The Ski Club of The Palm Beaches has hosted 13 Water Ski National Championships, five Southern Regional Water Ski Championships, two Florida State Water Ski Championships and the 1989 Water Ski World Championships – in addition to a handful of professional cash-prize tournaments and hundreds of other amateur water ski tournaments – over the past 30 years. It most recently hosted the 2012 and 2013 Water Ski National Championships. For more information on the Ski Club of The Palm Beaches, visit www.okeeski.com.
More than 600 of the nation’s top water ski athletes from across the United States will compete for national titles in slalom, tricks, jumping and overall in respective age divisions and two Open divisions. Advancement to the Water Ski National Championships – the world’s largest three-event water ski tournament – is primarily earned through placement on the national rankings list.

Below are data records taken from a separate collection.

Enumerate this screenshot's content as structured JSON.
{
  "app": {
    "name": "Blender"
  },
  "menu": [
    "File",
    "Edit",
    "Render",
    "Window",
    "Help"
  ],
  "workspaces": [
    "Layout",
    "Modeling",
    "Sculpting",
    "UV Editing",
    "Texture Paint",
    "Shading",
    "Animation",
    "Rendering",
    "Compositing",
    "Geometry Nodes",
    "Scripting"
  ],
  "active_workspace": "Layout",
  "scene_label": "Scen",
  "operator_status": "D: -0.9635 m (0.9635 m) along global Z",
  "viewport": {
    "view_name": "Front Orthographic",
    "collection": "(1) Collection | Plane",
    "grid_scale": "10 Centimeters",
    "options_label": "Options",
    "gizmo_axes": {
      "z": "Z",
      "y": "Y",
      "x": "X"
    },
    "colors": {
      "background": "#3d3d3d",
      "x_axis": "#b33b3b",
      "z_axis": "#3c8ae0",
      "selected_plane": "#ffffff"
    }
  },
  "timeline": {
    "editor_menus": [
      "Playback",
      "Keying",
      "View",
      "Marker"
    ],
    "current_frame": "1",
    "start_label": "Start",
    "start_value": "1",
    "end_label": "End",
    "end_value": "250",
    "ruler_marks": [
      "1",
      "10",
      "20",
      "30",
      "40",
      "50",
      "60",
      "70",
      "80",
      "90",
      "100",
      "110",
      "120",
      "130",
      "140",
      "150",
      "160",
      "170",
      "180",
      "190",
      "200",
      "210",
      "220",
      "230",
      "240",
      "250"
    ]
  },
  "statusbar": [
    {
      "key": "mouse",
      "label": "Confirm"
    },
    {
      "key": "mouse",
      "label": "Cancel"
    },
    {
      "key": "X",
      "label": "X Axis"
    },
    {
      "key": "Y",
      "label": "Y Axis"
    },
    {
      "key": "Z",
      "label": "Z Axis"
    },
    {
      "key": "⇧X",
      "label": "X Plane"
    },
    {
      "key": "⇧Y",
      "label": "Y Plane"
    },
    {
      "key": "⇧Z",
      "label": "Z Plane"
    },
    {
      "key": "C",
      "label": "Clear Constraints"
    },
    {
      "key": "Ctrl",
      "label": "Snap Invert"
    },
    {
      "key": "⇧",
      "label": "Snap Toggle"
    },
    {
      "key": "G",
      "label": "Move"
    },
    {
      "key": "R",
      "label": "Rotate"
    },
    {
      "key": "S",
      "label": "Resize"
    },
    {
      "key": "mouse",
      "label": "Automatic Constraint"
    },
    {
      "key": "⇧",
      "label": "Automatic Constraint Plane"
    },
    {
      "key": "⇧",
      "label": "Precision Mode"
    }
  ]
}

Athletes also can qualify for the Nationals by placing in the top-five at Regionals or by placing in the top-five at the previous year’s Nationals.
The first national championships was held in 1939 at Jones Beach in Long Island, N.Y. Except for three years during World War II (1942-1944), the Nationals has been held every year since 1939. The American Water Ski Association is one of nine sport discipline organizations affiliated with USA Water ski.
The two-round, world-record capability tournament will be used to select the six-member U.S. Elite Water Ski Team, which will compete in the 34th Water Ski World Championships, Sept. 7-13, in Milan, Italy.
The qualifications and procedures for the U.S. Elite Water Ski Team will be posted at a later date.